I had a great time listening to this week’s discussion as much as last week.
In response to Remi’s question, I had two things come to mind.
First, I was trying to think of ways to incorporate beacon-technology that utilizes Bluetooth pinging. There are Bluetooth enabled stickers/small objects that send a signal after a programmed stimulus. These can document when a particular behavior is performed. In terms of the interaction with their physical space, researchers can see how students or facilitators move/interact in the classroom.
Second, I think it could be informative to see how students perform the researcher role. For instance, one member of each team could do some ethnography-style observations of how their team approaches solving their FUSE task/challenge. This team member can take descriptive and qualitative notes. I see this as another student-participatory approach that may complement FUSE’s STEAM focus.
There could be a way to incorporate both the points above. For instance, if a facilitator can place a Bluetooth sticker in different sections of the studio-room. Deciding where to place the stickers can be decided by FUSE researchers and the class’ facilitators. Next, the facilitator can provide one member of each student team another sticker/pendant. So throughout the day’s session, the student with the pendant can follow their team members around. The pendant will ping whenever the pendant hits another Bluetooth sticker’s area of response.

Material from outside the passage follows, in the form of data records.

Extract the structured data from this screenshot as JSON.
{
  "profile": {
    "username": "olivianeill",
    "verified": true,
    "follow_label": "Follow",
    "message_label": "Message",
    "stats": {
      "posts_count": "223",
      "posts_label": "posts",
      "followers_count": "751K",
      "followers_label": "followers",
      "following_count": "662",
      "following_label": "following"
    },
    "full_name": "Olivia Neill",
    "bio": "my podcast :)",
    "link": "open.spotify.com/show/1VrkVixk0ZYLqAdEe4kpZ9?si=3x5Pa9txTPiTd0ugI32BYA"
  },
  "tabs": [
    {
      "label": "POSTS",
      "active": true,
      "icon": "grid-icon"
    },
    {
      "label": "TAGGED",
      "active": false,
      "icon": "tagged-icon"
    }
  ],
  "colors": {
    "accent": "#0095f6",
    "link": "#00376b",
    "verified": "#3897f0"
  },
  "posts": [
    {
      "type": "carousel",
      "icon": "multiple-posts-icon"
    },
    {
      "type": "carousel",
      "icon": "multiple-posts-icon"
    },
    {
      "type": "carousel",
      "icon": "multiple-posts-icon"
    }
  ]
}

Ultimately, this approach could provide real-time spatial data about how long and where students move within the studio. Also, the information provided by the student ethnographer can provide more context. I believe this method can be further fleshed out. For instance, you could observe how often students with Bluetooth pendants cross paths. Or perhaps provide a facilitator with a beacon and see how often and when students interact with them. One question that comes from this is to see if facilitators tend to approach students or vice-versa. The student observer can then document this interaction. For instance, did the students call the professor across the room to come over or did the facilitator walk over to the students? Overall, this could be a dynamic experiment to understand the use of physical space (and with other participants). This could also be revisited in the class as a debrief session.